  22. Discretionary requirements – Section 41 A requirement to take such steps as a regulator may specify to secure that the offence does not continue or recur. “Beyond reasonable doubt” requirement. A variable money penalty in addition – not exceeding the statutory maximum. Similar procedures as for fixed monetary penalties.

  23. Stop Notices – Section 46. A Notice prohibiting a person from carrying on an activity specified in the Notice until the person has taken the steps specified in the Notice. Reasonable belief that the activity as carried on “is causing, or presents a significant risk of causing, serious harm” to human health, the environment or the financial interests of consumers.

  24. Stop Notices Procedure The Notice, grounds, rights of appeal and consequences of non-compliance. Rights of appeal. Completion certificates. Compensation. Enforcement – an offence triable either way.

  25. Enforcement Undertakings – Section 50 Acceptance of an enforcement undertaking where the regulator “has reasonable grounds to suspect that the person has committed a relevant offence”. Specified actions in an enforcement undertaking – action to secure that the offence does not continue or recur, securing the position to restore it to what it would have been if the offence had not been committed. Action including the payment of money to benefit any person affected by the offence, action of a prescribed description. Consequences of compliance with an enforcement undertaking.
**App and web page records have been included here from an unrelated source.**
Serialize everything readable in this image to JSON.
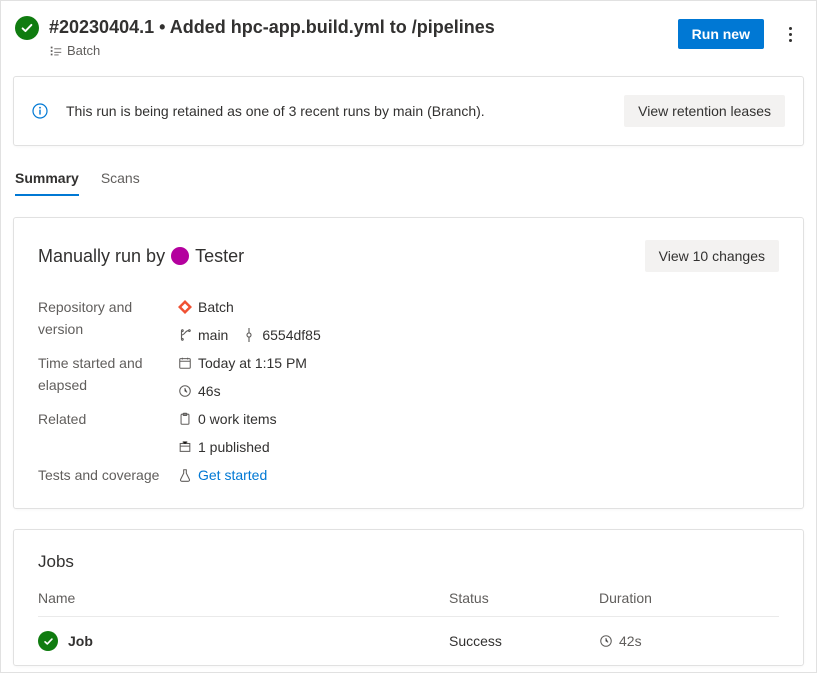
{
  "header": {
    "title": "#20230404.1 • Added hpc-app.build.yml to /pipelines",
    "subtitle": "Batch",
    "run_new": "Run new"
  },
  "banner": {
    "text": "This run is being retained as one of 3 recent runs by main (Branch).",
    "button": "View retention leases"
  },
  "tabs": {
    "summary": "Summary",
    "scans": "Scans"
  },
  "runinfo": {
    "prefix": "Manually run by",
    "user": "Tester",
    "changes_button": "View 10 changes",
    "labels": {
      "repo": "Repository and version",
      "time": "Time started and elapsed",
      "related": "Related",
      "tests": "Tests and coverage"
    },
    "repo_name": "Batch",
    "branch": "main",
    "commit": "6554df85",
    "started": "Today at 1:15 PM",
    "elapsed": "46s",
    "work_items": "0 work items",
    "published": "1 published",
    "get_started": "Get started"
  },
  "jobs": {
    "title": "Jobs",
    "cols": {
      "name": "Name",
      "status": "Status",
      "duration": "Duration"
    },
    "row": {
      "name": "Job",
      "status": "Success",
      "duration": "42s"
    }
  }
}
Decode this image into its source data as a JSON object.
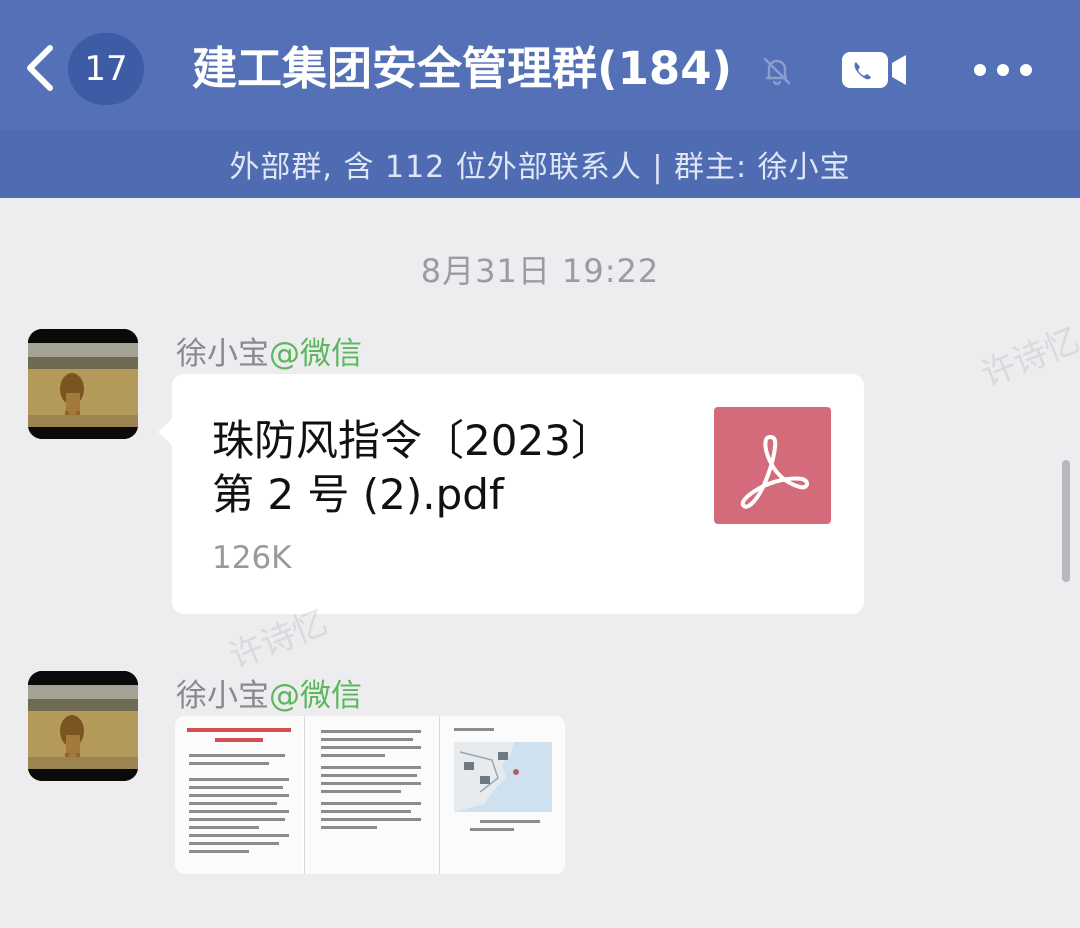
{
  "header": {
    "back_icon": "chevron-left-icon",
    "unread_count": "17",
    "title": "建工集团安全管理群(184)",
    "mute_icon": "bell-mute-icon",
    "video_icon": "video-call-icon",
    "more_icon": "more-dots-icon",
    "subtitle": "外部群, 含 112 位外部联系人 | 群主: 徐小宝",
    "background_color": "#5471b8"
  },
  "chat": {
    "timestamp": "8月31日 19:22",
    "messages": [
      {
        "sender_name": "徐小宝",
        "sender_tag": "@微信",
        "type": "file",
        "file_name_line1": "珠防风指令〔2023〕",
        "file_name_line2": "第 2 号 (2).pdf",
        "file_size": "126K",
        "file_icon": "pdf-icon",
        "file_icon_color": "#d46b7a"
      },
      {
        "sender_name": "徐小宝",
        "sender_tag": "@微信",
        "type": "document-preview",
        "page_count_shown": 3
      }
    ],
    "watermark": "许诗忆"
  }
}
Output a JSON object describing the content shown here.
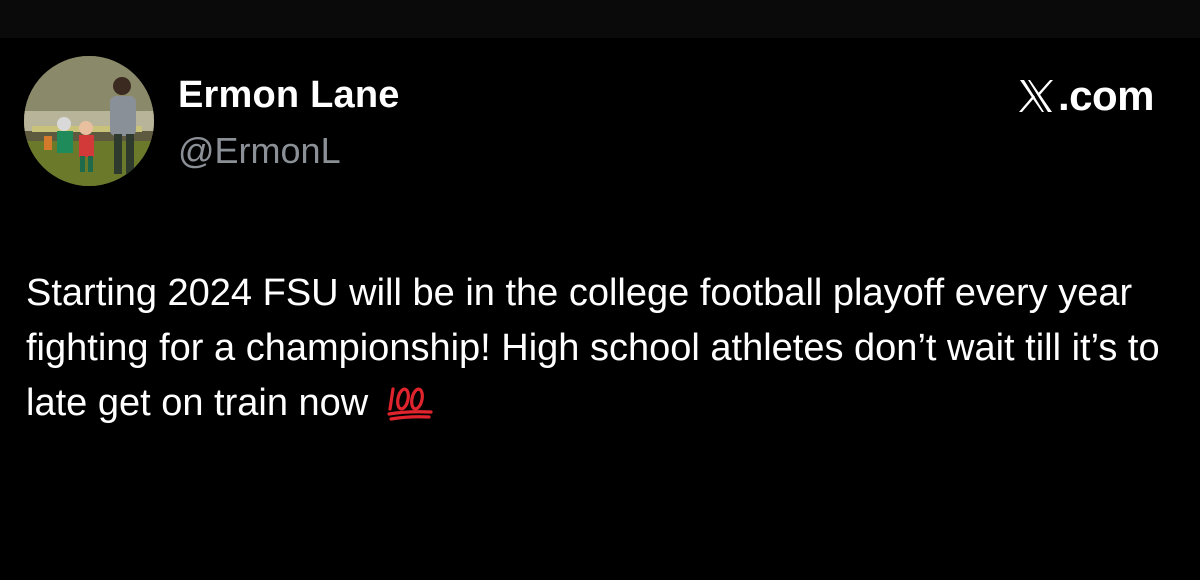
{
  "author": {
    "display_name": "Ermon Lane",
    "handle": "@ErmonL",
    "avatar_icon": "profile-photo"
  },
  "brand": {
    "logo_icon": "x-logo-icon",
    "text": ".com"
  },
  "tweet": {
    "text": "Starting 2024 FSU will be in the college football playoff every year fighting for a championship! High school athletes don’t wait till it’s to late get on train now",
    "emoji": "hundred-points-emoji"
  },
  "colors": {
    "background": "#000000",
    "text_primary": "#ffffff",
    "text_secondary": "#8b9096",
    "emoji_red": "#e0242e"
  }
}
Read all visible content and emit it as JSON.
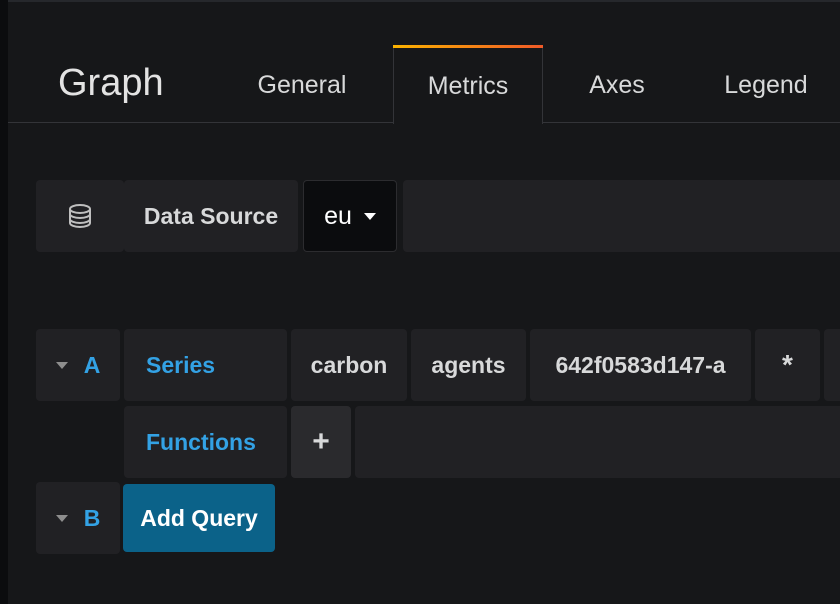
{
  "header": {
    "title": "Graph",
    "tabs": [
      {
        "label": "General",
        "active": false
      },
      {
        "label": "Metrics",
        "active": true
      },
      {
        "label": "Axes",
        "active": false
      },
      {
        "label": "Legend",
        "active": false
      }
    ]
  },
  "datasource": {
    "icon": "database-icon",
    "label": "Data Source",
    "selected": "eu"
  },
  "queries": [
    {
      "ref_id": "A",
      "series_label": "Series",
      "segments": [
        "carbon",
        "agents",
        "642f0583d147-a",
        "*"
      ],
      "functions_label": "Functions",
      "add_function": "+"
    },
    {
      "ref_id": "B",
      "add_query_label": "Add Query"
    }
  ],
  "colors": {
    "background": "#161719",
    "panel": "#212124",
    "link_blue": "#33a2e5",
    "primary_button": "#0b6289",
    "tab_indicator_start": "#fbb300",
    "tab_indicator_end": "#f05a28"
  }
}
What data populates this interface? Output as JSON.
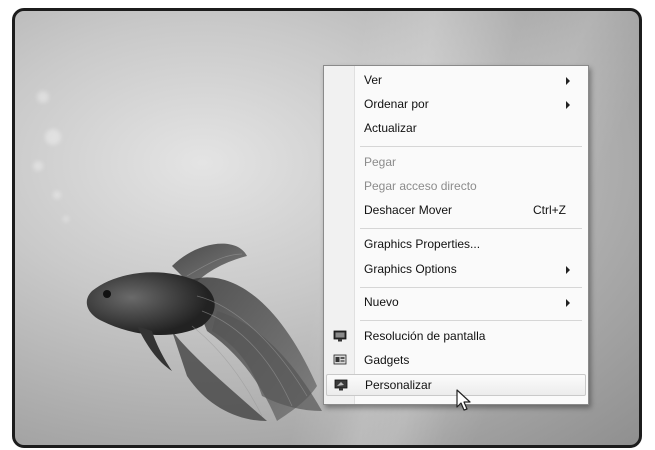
{
  "context_menu": {
    "items": [
      {
        "label": "Ver",
        "submenu": true
      },
      {
        "label": "Ordenar por",
        "submenu": true
      },
      {
        "label": "Actualizar"
      },
      {
        "label": "Pegar",
        "disabled": true
      },
      {
        "label": "Pegar acceso directo",
        "disabled": true
      },
      {
        "label": "Deshacer Mover",
        "shortcut": "Ctrl+Z"
      },
      {
        "label": "Graphics Properties..."
      },
      {
        "label": "Graphics Options",
        "submenu": true
      },
      {
        "label": "Nuevo",
        "submenu": true
      },
      {
        "label": "Resolución de pantalla",
        "icon": "display-resolution-icon"
      },
      {
        "label": "Gadgets",
        "icon": "gadgets-icon"
      },
      {
        "label": "Personalizar",
        "icon": "personalize-icon",
        "highlighted": true
      }
    ]
  },
  "desktop": {
    "wallpaper": "betta-fish",
    "icons": [
      "fish-wallpaper",
      "mouse-pointer-icon"
    ]
  }
}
Provisions as to procedure, publication, variation and monitoring.

  26. Appeals – Appeals only to be to the First-tier Tribunal or another Tribunal created under an enactment excluding an ordinary Court of law. Provisions suspending the requirement or notice pending appeal. Power to determine procedures as to withdrawing the requirement or notice, confirming the requiring or notice, remitting the decision and the award of costs.

  27. The First-tier Tribunal The Tribunals, Courts and Enforcement Act 2007. The First-tier Tribunal and Upper Tribunal (Composition of Tribunal) Order 2008. The First-tier Tribunal and Upper Tribunal (Chambers) Order 2008. The qualification for appointment of members to the First-tier Tribunal and Upper Tribunal Order 2008.

  28. The General Regulatory Chamber of the First-tier Tribunal Two stages September 09 and January 10. Charity Consumer Credit Appeals Estate Agents Appeals Panel Information Gambling Appeals Claims Management Immigration Services Adjudication Panel for England